Write out only the tail of the records, beginning at the line containing "Transcribe this image's" and including the last line, exactly as written.

☆ ☆ ☆ ☆ ☆

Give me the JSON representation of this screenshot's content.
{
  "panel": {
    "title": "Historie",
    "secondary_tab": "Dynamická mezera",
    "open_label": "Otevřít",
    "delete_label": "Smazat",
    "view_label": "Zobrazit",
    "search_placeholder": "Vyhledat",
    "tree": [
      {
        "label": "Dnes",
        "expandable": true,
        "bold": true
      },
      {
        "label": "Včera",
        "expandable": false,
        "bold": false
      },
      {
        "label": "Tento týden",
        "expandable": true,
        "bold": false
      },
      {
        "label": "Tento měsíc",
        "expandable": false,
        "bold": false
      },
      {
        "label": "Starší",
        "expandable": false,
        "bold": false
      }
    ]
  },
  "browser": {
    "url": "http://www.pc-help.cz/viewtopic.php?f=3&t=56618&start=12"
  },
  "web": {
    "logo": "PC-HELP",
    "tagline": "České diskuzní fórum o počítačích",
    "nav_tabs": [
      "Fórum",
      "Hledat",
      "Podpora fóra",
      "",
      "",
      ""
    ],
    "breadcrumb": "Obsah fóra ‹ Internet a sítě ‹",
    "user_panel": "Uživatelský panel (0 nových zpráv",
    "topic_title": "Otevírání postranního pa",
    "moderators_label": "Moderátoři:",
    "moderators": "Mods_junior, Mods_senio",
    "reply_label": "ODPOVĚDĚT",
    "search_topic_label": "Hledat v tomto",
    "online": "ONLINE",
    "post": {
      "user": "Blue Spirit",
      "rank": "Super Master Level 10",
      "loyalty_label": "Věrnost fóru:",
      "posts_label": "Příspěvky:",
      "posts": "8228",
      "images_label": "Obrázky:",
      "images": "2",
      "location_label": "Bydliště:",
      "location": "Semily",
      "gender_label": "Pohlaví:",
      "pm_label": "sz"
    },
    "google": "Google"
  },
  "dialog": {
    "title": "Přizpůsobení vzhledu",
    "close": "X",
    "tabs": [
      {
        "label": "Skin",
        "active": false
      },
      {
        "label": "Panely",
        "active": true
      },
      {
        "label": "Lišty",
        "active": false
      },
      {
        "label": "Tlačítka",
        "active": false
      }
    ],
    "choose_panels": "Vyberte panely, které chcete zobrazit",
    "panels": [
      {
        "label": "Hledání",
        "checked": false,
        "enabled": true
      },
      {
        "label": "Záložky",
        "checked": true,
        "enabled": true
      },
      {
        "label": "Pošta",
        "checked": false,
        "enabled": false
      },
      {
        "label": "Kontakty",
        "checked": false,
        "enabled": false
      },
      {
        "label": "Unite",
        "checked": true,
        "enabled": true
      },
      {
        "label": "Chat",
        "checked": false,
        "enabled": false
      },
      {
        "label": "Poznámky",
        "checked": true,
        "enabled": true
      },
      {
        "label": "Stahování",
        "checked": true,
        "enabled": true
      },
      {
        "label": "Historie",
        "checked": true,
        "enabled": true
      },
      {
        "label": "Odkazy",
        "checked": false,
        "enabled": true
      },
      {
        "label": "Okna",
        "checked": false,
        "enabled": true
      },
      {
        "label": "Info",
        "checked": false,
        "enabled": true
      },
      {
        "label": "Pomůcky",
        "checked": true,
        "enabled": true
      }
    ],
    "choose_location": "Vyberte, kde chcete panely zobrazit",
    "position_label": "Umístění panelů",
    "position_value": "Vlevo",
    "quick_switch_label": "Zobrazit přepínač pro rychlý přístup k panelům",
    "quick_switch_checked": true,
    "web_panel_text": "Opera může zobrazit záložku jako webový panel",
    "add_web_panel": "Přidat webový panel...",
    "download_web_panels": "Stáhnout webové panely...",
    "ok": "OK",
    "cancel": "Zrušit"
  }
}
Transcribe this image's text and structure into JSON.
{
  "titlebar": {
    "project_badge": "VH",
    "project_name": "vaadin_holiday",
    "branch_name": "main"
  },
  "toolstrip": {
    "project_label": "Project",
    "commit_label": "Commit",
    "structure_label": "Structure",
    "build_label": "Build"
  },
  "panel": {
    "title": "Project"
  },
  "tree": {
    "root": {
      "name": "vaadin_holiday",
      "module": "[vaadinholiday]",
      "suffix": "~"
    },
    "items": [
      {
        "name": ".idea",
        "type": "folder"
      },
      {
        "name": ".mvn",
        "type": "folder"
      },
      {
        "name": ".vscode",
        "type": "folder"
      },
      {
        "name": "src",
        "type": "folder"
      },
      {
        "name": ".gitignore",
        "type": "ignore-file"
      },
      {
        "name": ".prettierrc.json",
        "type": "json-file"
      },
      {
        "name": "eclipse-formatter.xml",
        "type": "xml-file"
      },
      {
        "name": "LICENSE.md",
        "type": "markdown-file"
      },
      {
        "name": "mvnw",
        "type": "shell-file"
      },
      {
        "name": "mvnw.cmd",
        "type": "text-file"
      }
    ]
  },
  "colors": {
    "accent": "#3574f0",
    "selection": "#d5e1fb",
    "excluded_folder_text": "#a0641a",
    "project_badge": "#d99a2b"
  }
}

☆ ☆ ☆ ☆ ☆

- _Output of the task_:
Transcribe this image's text and structure into JSON.
{
  "titlebar": {
    "project_badge": "VH",
    "project_name": "vaadin_holiday",
    "branch_name": "main"
  },
  "toolstrip": {
    "project_label": "Project",
    "commit_label": "Commit",
    "structure_label": "Structure",
    "build_label": "Build"
  },
  "panel": {
    "title": "Project"
  },
  "tree": {
    "root": {
      "name": "vaadin_holiday",
      "module": "[vaadinholiday]",
      "suffix": "~"
    },
    "items": [
      {
        "name": ".idea",
        "type": "folder"
      },
      {
        "name": ".mvn",
        "type": "folder"
      },
      {
        "name": ".vscode",
        "type": "folder"
      },
      {
        "name": "src",
        "type": "folder"
      },
      {
        "name": ".gitignore",
        "type": "ignore-file"
      },
      {
        "name": ".prettierrc.json",
        "type": "json-file"
      },
      {
        "name": "eclipse-formatter.xml",
        "type": "xml-file"
      },
      {
        "name": "LICENSE.md",
        "type": "markdown-file"
      },
      {
        "name": "mvnw",
        "type": "shell-file"
      },
      {
        "name": "mvnw.cmd",
        "type": "text-file"
      }
    ]
  },
  "colors": {
    "accent": "#3574f0",
    "selection": "#d5e1fb",
    "excluded_folder_text": "#a0641a",
    "project_badge": "#d99a2b"
  }
}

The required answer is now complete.